▶ **ACTION ITEM**:
Each line below with the string "JSON" should be copied.

#### EXERCISE INPUT

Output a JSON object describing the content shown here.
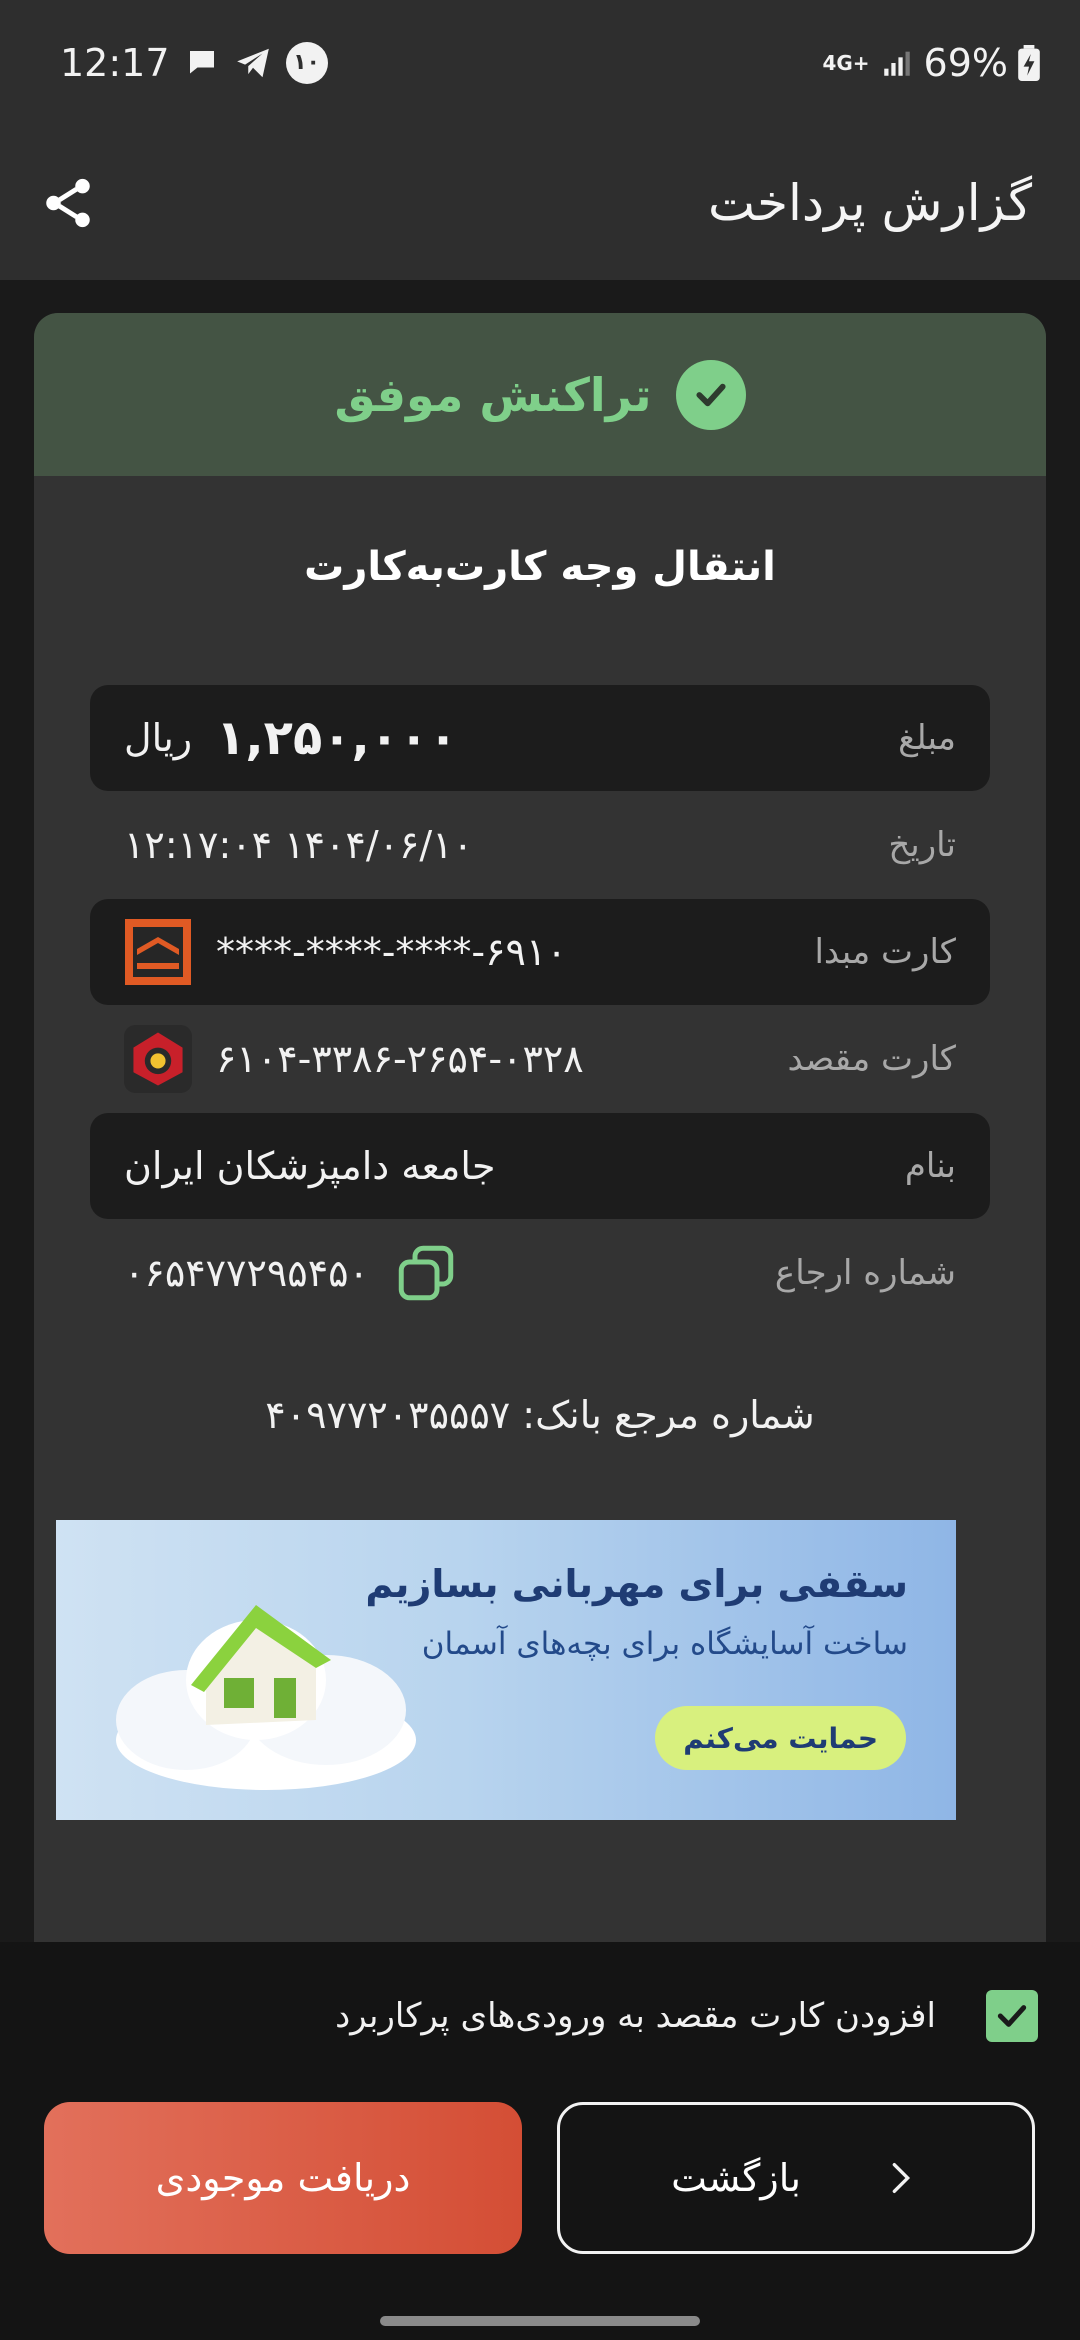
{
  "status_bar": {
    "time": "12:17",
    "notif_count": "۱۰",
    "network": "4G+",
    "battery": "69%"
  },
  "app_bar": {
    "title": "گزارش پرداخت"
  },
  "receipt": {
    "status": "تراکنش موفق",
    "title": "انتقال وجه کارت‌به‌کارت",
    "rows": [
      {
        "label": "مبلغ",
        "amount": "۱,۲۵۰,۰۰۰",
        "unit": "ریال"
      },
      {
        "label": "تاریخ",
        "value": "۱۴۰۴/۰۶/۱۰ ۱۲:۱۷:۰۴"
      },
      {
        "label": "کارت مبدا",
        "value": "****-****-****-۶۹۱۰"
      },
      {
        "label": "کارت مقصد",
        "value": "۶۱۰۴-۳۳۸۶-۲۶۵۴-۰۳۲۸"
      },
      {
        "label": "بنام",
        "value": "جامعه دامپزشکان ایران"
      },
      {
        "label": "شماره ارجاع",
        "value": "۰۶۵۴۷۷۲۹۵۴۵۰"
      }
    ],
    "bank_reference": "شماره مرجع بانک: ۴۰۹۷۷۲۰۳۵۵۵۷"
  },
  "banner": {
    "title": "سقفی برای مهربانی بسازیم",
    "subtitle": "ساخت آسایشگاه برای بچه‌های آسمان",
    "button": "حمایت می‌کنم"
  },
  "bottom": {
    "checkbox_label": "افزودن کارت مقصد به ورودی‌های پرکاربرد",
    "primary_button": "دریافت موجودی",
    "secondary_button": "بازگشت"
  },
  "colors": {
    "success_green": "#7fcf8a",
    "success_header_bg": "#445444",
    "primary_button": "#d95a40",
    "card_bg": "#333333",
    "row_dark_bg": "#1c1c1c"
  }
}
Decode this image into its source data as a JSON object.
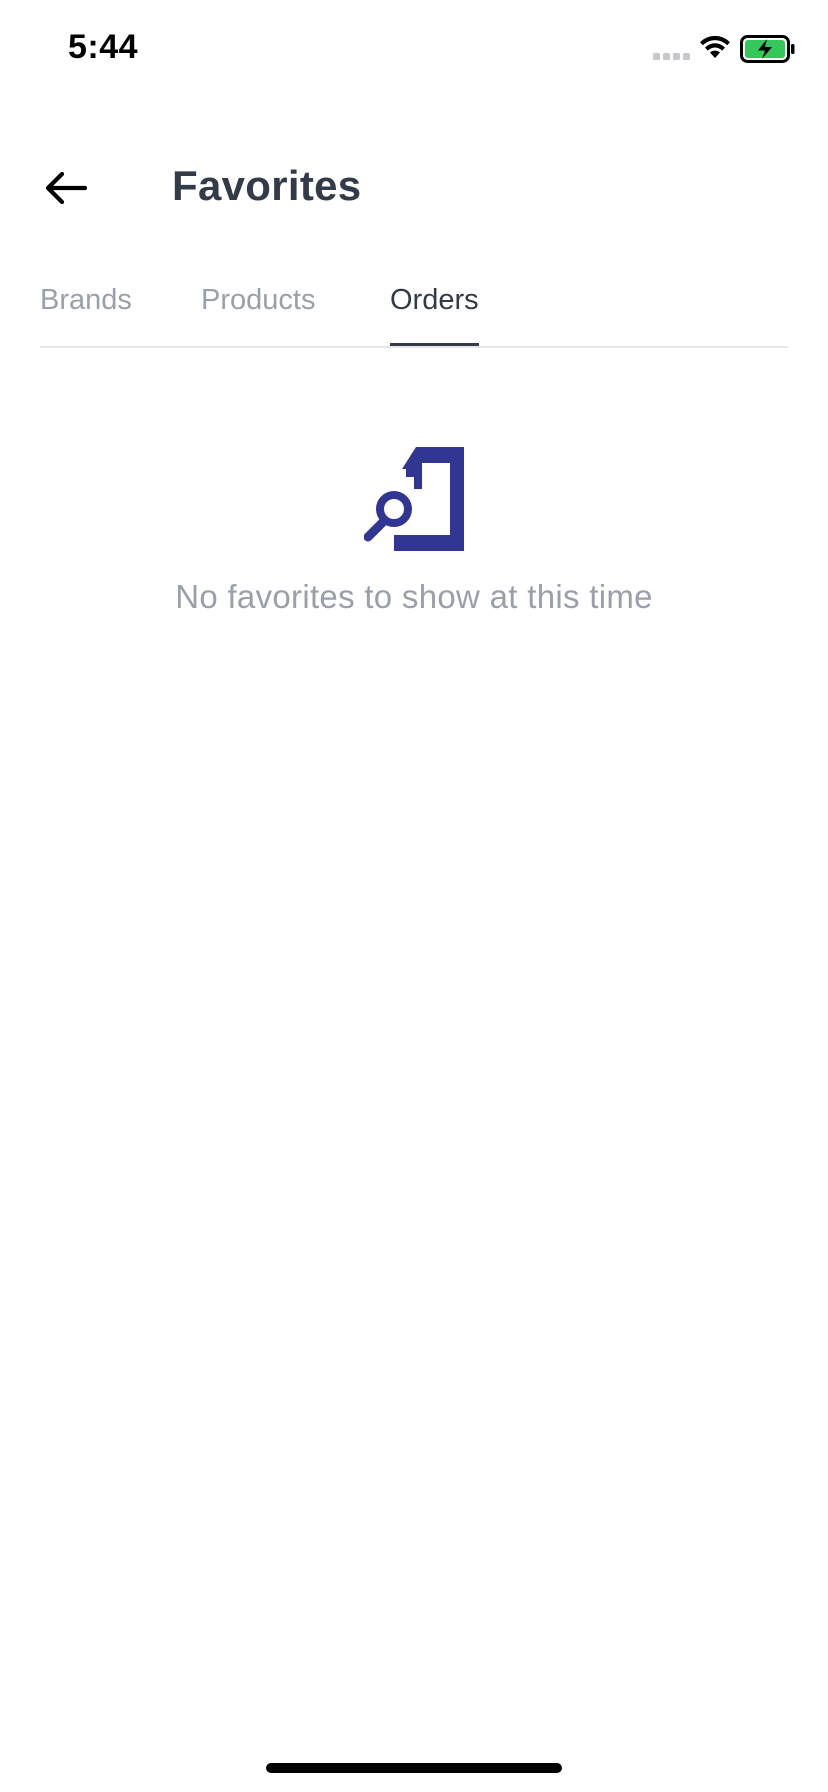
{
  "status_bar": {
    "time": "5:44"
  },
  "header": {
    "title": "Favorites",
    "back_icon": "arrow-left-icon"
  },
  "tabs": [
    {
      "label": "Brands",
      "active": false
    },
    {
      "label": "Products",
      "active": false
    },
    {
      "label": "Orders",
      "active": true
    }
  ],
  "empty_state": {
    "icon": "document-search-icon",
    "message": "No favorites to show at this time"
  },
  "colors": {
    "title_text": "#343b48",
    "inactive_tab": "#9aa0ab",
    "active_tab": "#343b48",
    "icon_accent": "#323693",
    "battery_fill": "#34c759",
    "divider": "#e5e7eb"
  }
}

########
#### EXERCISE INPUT

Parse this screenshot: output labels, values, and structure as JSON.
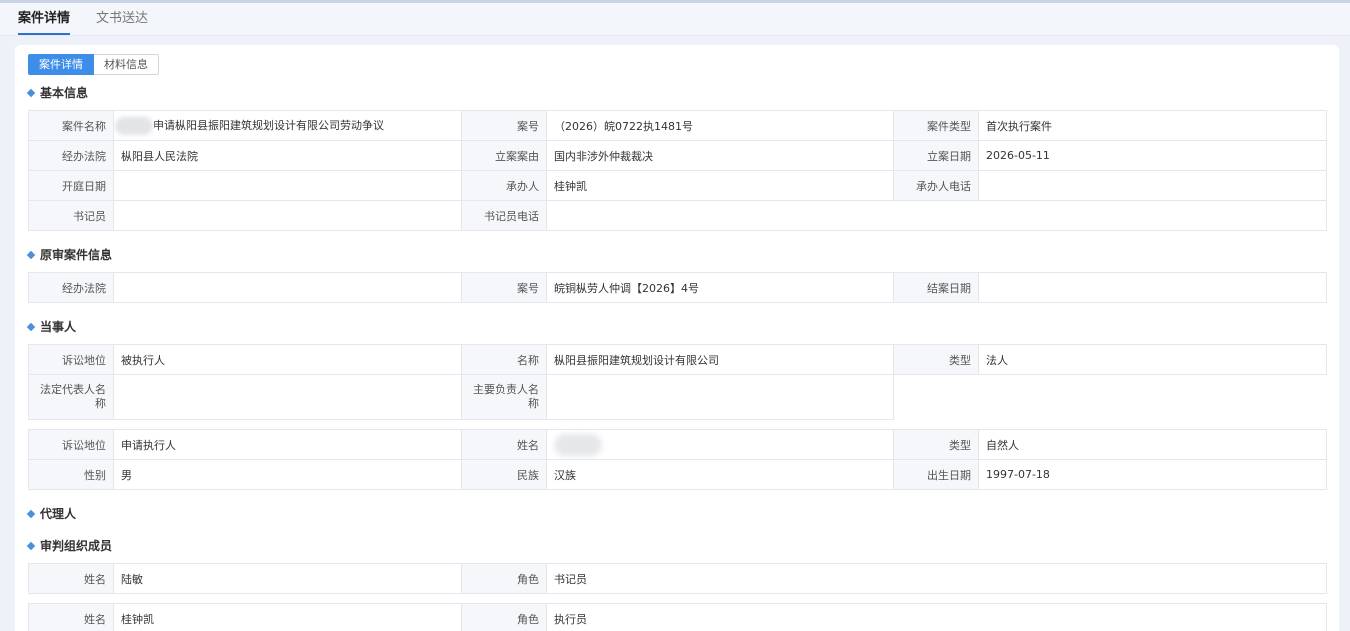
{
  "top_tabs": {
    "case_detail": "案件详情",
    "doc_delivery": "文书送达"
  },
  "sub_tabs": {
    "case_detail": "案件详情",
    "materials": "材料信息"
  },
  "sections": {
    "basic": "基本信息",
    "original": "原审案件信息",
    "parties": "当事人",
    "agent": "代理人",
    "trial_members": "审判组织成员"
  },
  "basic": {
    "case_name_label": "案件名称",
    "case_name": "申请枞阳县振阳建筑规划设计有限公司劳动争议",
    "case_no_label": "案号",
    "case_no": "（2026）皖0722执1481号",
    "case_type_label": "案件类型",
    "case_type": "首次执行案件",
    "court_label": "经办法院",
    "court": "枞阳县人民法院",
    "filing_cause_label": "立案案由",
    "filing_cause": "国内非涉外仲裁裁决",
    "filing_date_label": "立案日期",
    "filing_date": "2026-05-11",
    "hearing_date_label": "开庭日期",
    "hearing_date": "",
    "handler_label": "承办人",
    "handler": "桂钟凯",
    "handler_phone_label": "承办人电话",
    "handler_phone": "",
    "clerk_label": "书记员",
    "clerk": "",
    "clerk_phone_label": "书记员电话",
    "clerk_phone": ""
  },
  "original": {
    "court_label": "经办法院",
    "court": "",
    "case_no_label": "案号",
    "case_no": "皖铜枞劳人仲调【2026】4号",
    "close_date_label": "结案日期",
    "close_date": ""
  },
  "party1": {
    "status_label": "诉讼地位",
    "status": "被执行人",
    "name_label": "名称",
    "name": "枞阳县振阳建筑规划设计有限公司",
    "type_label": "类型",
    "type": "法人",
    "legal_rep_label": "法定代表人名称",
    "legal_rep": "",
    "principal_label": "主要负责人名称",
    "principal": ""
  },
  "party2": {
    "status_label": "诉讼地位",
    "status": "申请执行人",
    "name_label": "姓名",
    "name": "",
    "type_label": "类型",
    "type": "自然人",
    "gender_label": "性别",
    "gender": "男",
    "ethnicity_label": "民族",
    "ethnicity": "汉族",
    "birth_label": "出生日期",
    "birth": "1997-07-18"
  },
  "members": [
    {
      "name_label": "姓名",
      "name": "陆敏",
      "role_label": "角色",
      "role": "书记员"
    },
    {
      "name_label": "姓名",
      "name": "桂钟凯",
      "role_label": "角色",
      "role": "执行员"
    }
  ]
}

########

▶ **SOLUTION TO THE EXERCISE**:
Output a JSON object describing the content shown here.
Decode this image into its source data as a JSON object.
Parse this screenshot: output labels, values, and structure as JSON.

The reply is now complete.